Armed drones operated by the CIA and the U.S. Joint Special Operations Command remain deployed for now over southern Yemen, where al-Qaida in the Arabian Peninsula is based. But some U.S. officials said that the Yemeni security services that provided much of the intelligence that sustained that U.S. air campaign are now controlled by Shiite rebels, known as Houthis, who have seized control of much of the capital.
“The agencies we worked with… are really under the thumb of the Houthis. Our ability to work with them is not there.”
— Senior U.S. official
Even before the disintegration of the government, officials say, the growing chaos in Yemen had resulted in a steady erosion in intelligence-gathering efforts against AQAP and a de facto suspension in raids by Yemeni units trained, equipped and often flown to targeted al-Qaida compounds by U.S. forces.
Michelle Malkin continues…
The Yemen chaos didn’t happen overnight. The White House has allowed jihad to fester there from Day One. Reminder: In late January 2009, the U.S. Embassy in Yemen came under gunfire. American diplomatic staff had been warned of a pending attack. That same month, two former Yemeni Gitmo detainees, Said Ali al-Shihri and Abu Hareth Muhammad al-Awfi, released a video publicly recommitting to “aid the religion,” “establish the rightly guided caliphate” and “fight against our enemies” after undergoing terrorism “rehab” in Saudi Arabia.

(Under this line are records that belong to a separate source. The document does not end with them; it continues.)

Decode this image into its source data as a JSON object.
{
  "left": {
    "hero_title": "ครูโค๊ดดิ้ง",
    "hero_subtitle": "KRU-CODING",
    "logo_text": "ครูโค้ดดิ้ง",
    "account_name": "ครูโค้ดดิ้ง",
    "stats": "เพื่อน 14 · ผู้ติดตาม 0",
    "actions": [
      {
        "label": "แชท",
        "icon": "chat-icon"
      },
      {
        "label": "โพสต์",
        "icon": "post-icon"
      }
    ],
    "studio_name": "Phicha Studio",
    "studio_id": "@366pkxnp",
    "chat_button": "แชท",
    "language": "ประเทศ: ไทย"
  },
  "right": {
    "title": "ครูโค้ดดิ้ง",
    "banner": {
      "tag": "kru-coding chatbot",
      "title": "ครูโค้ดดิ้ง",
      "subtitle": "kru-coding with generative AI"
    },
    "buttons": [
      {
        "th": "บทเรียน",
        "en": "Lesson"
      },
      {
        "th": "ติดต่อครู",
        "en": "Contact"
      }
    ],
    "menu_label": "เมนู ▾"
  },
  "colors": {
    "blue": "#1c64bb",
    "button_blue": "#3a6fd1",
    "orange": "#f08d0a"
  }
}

Why has Obama so wantonly aided and abetted our enemies? Appeasement of the international human rights crowd and agreement with the soft-on-jihad lawyers infesting his own Justice Department. As I’ve reported previously, Attorney General Eric Holder’s law firm, Covington and Burling, provided dozens of dangerous Yemeni Gitmo detainees pro bono legal representation and sob-story media relations campaigns. At least nine Obama DOJ appointees represented or advocated for Gitmo denizens before taking positions in our government….(more)
“The agencies we worked with . . . are really under the thumb of the Houthis. Our ability to work with them is not there,” said a senior U.S. official closely involved in monitoring the situation. In a measure of U.S. concern over the crisis, officials also signaled for the first time a willingness to open talks with Houthi leaders, despite their suspected ties to Iran and antipathy toward the United States.
The developments have unraveled a campaign that President Barack Obama described last year as a model for how the United States should fight terrorist groups, and avoid being drawn more directly into overseas conflicts. The turmoil in Yemen has exposed the risks of that strategy, with U.S. officials now voicing concern that the suspension in operations in Yemen could enable AQAP — which has launched a series of plots against the United States and claimed credit for the attacks in Paris this month — to regroup. Read the rest of this entry »